BEGIN Working data
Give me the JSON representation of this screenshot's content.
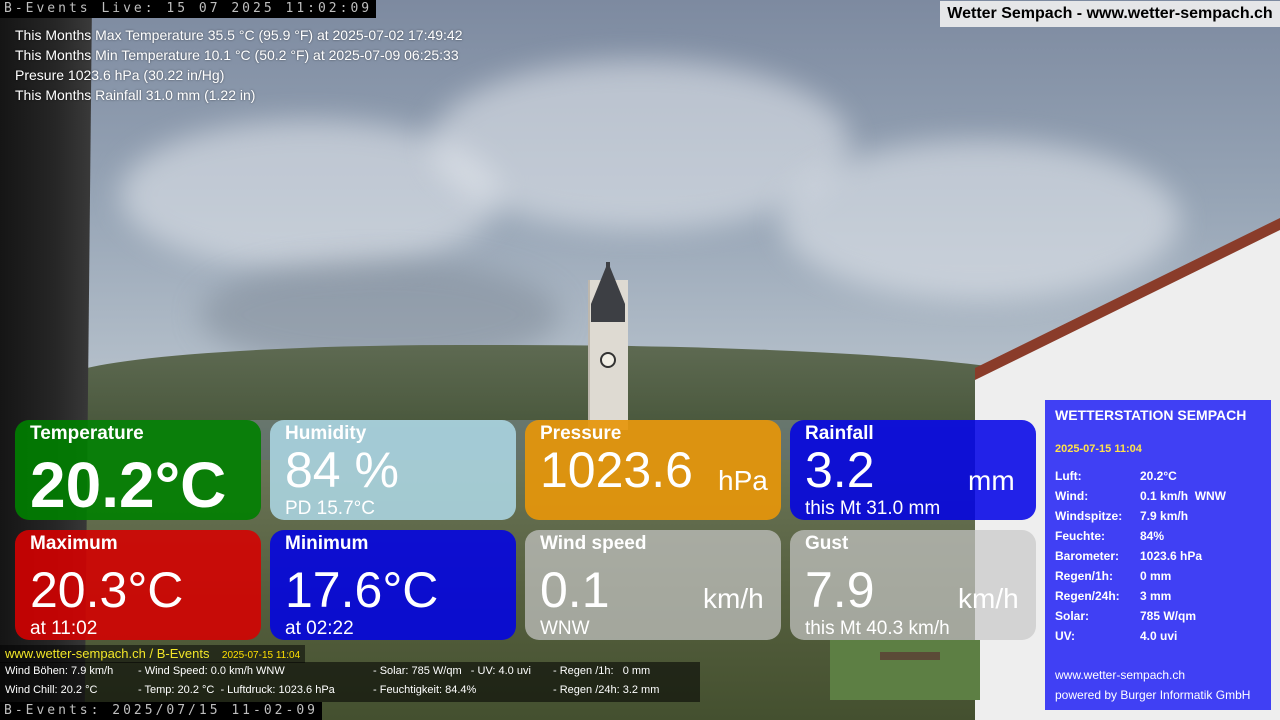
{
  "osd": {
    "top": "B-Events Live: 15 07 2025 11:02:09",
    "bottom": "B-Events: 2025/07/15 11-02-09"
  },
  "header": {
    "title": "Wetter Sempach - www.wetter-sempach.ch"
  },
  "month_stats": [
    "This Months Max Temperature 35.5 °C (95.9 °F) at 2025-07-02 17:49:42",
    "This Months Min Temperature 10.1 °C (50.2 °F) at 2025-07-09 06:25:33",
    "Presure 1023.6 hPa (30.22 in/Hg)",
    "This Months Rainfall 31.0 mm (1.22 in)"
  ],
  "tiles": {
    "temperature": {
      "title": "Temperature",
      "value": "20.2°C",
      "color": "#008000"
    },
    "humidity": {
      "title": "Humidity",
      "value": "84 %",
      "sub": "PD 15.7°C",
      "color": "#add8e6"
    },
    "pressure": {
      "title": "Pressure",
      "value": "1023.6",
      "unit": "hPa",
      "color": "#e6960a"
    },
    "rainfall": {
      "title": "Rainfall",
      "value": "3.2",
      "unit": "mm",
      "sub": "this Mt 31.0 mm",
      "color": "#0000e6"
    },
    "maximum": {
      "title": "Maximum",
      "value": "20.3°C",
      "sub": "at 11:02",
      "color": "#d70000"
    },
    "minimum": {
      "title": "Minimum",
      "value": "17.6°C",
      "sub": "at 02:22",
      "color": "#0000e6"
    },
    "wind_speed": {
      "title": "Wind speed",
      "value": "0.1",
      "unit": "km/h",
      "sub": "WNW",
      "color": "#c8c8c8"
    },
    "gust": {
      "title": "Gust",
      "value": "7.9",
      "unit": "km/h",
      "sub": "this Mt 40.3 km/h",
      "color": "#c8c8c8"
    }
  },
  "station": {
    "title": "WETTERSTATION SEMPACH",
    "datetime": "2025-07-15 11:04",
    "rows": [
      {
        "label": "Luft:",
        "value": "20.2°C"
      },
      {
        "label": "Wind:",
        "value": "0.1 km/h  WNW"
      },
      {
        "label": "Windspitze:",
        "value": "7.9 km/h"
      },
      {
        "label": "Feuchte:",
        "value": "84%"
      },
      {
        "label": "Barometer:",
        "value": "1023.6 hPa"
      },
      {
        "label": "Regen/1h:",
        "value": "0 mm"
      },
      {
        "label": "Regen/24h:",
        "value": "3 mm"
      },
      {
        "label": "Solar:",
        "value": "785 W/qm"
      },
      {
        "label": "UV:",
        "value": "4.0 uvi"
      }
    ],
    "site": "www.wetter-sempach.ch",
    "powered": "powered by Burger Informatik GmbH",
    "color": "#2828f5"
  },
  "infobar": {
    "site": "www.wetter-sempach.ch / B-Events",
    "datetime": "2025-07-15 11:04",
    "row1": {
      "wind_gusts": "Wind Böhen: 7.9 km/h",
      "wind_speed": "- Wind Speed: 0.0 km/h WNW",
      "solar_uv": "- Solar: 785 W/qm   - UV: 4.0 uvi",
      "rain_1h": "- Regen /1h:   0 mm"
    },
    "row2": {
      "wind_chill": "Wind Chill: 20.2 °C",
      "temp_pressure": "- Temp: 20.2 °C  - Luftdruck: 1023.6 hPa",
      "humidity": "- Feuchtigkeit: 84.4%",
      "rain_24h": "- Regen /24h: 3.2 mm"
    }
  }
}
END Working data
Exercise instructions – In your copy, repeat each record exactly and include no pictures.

Solution –
Give me the JSON representation of this screenshot's content.
{
  "osd": {
    "top": "B-Events Live: 15 07 2025 11:02:09",
    "bottom": "B-Events: 2025/07/15 11-02-09"
  },
  "header": {
    "title": "Wetter Sempach - www.wetter-sempach.ch"
  },
  "month_stats": [
    "This Months Max Temperature 35.5 °C (95.9 °F) at 2025-07-02 17:49:42",
    "This Months Min Temperature 10.1 °C (50.2 °F) at 2025-07-09 06:25:33",
    "Presure 1023.6 hPa (30.22 in/Hg)",
    "This Months Rainfall 31.0 mm (1.22 in)"
  ],
  "tiles": {
    "temperature": {
      "title": "Temperature",
      "value": "20.2°C",
      "color": "#008000"
    },
    "humidity": {
      "title": "Humidity",
      "value": "84 %",
      "sub": "PD 15.7°C",
      "color": "#add8e6"
    },
    "pressure": {
      "title": "Pressure",
      "value": "1023.6",
      "unit": "hPa",
      "color": "#e6960a"
    },
    "rainfall": {
      "title": "Rainfall",
      "value": "3.2",
      "unit": "mm",
      "sub": "this Mt 31.0 mm",
      "color": "#0000e6"
    },
    "maximum": {
      "title": "Maximum",
      "value": "20.3°C",
      "sub": "at 11:02",
      "color": "#d70000"
    },
    "minimum": {
      "title": "Minimum",
      "value": "17.6°C",
      "sub": "at 02:22",
      "color": "#0000e6"
    },
    "wind_speed": {
      "title": "Wind speed",
      "value": "0.1",
      "unit": "km/h",
      "sub": "WNW",
      "color": "#c8c8c8"
    },
    "gust": {
      "title": "Gust",
      "value": "7.9",
      "unit": "km/h",
      "sub": "this Mt 40.3 km/h",
      "color": "#c8c8c8"
    }
  },
  "station": {
    "title": "WETTERSTATION SEMPACH",
    "datetime": "2025-07-15 11:04",
    "rows": [
      {
        "label": "Luft:",
        "value": "20.2°C"
      },
      {
        "label": "Wind:",
        "value": "0.1 km/h  WNW"
      },
      {
        "label": "Windspitze:",
        "value": "7.9 km/h"
      },
      {
        "label": "Feuchte:",
        "value": "84%"
      },
      {
        "label": "Barometer:",
        "value": "1023.6 hPa"
      },
      {
        "label": "Regen/1h:",
        "value": "0 mm"
      },
      {
        "label": "Regen/24h:",
        "value": "3 mm"
      },
      {
        "label": "Solar:",
        "value": "785 W/qm"
      },
      {
        "label": "UV:",
        "value": "4.0 uvi"
      }
    ],
    "site": "www.wetter-sempach.ch",
    "powered": "powered by Burger Informatik GmbH",
    "color": "#2828f5"
  },
  "infobar": {
    "site": "www.wetter-sempach.ch / B-Events",
    "datetime": "2025-07-15 11:04",
    "row1": {
      "wind_gusts": "Wind Böhen: 7.9 km/h",
      "wind_speed": "- Wind Speed: 0.0 km/h WNW",
      "solar_uv": "- Solar: 785 W/qm   - UV: 4.0 uvi",
      "rain_1h": "- Regen /1h:   0 mm"
    },
    "row2": {
      "wind_chill": "Wind Chill: 20.2 °C",
      "temp_pressure": "- Temp: 20.2 °C  - Luftdruck: 1023.6 hPa",
      "humidity": "- Feuchtigkeit: 84.4%",
      "rain_24h": "- Regen /24h: 3.2 mm"
    }
  }
}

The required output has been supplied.